There was no You Tube. If you wanted to watch a particular music video, you turned your television to something like Video Hit Parade or Video Hot Traxx while you did your homework. You waited until something good came on. Those one-hour shows were usually frustrating in the way they only played - rather, overplayed - Janet, Whitney, Michael Bolton, and that annoying boy band with the monkey. You realize you waited for an hour for nothing.
Not many homes had cable. If you were one of the lucky ones, you tuned in to MTV and again, waited. If you didn't have cable, you hung out at your rich classmate's house just for that purpose.
On the hours that MTV was made partially available on channel 23, you turned it on for some background noise, keeping it on for chunks of hours, hoping something you liked would finally play. That's why everyone, regardless of their musical preference, would have been familiar with George Michael's Too Funky, Madonna's Like A Prayer, the bee girl in Blind Melon's No Rain. Even Rico Suave and Debbie Gibson's Electric Youth.
You couldn't Google for lyrics or tabs. If you needed lyrics but none came on the album sleeve, you acquired them the usual way - play, pause, write, play. The words would sometimes be unintelligible so you often had to make something up, and you hoped that no one noticed when you sang To Be With You at the orientation party.
You bought your tabs from music stores like RJ or Perfect Pitch - that is, whenever you were fortunate enough that they had something in there more recent than Bob Dylan or Don McLean. You went to Filbars and bought yourself a copy of BOP! or Tiger Beat and hope the line-up actually had the ones you wanted, and not just a Whitney Houston collection.
... Or you challenged your own skill and figured the notes out one by one.
There yet weren't many fan sites or official websites of your favorite artists. If you wanted news or gossip about your idols, you got snippets on MTV. You consulted the magazines and trusted that the stuff were up-to-date. If you wanted pictures, you gambled for the glossy spreads in those magazines, hoping after you purchase one and remove the plastic wrapper that the 'zine it isn't all just Vanilla Ice photos.
If you had some talent and wanted to pimp yourself, there were no UUC websites for that purpose - besides, you didn't have the convenience of recording yourself through digital means. You bought a blank tape, put it in the Karaoke and pressed rec while you sang into the mic. Or you got your band-mates together, set up your instruments in your bedroom and played in front of a recording cassette player until your parents complained of your racket. You sent a copy of your demo to your auntie who knew a guy who knew a guy who knew a talent scout. Or you just sent one to a show like NU 107's In The Raw and hope you got noticed.

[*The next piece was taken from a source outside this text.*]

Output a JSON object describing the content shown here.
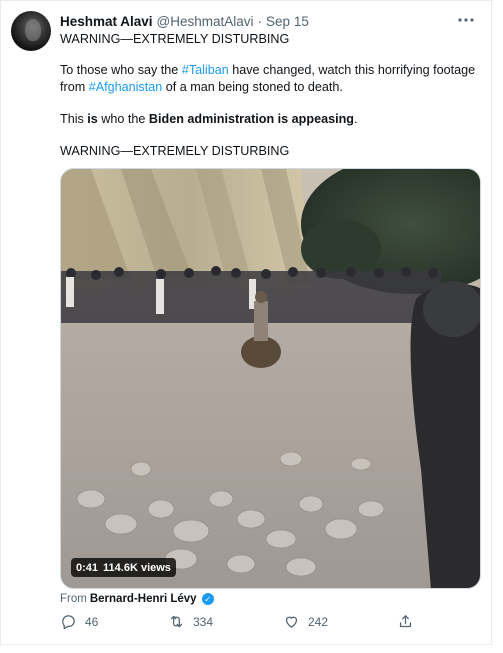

These days, almost everything you need to be a music fan is available via the www. A shot at stardom, even. Download here, listen there, tweak here, upload everywhere - it's so easy to be "musically inclined" without having to spend much.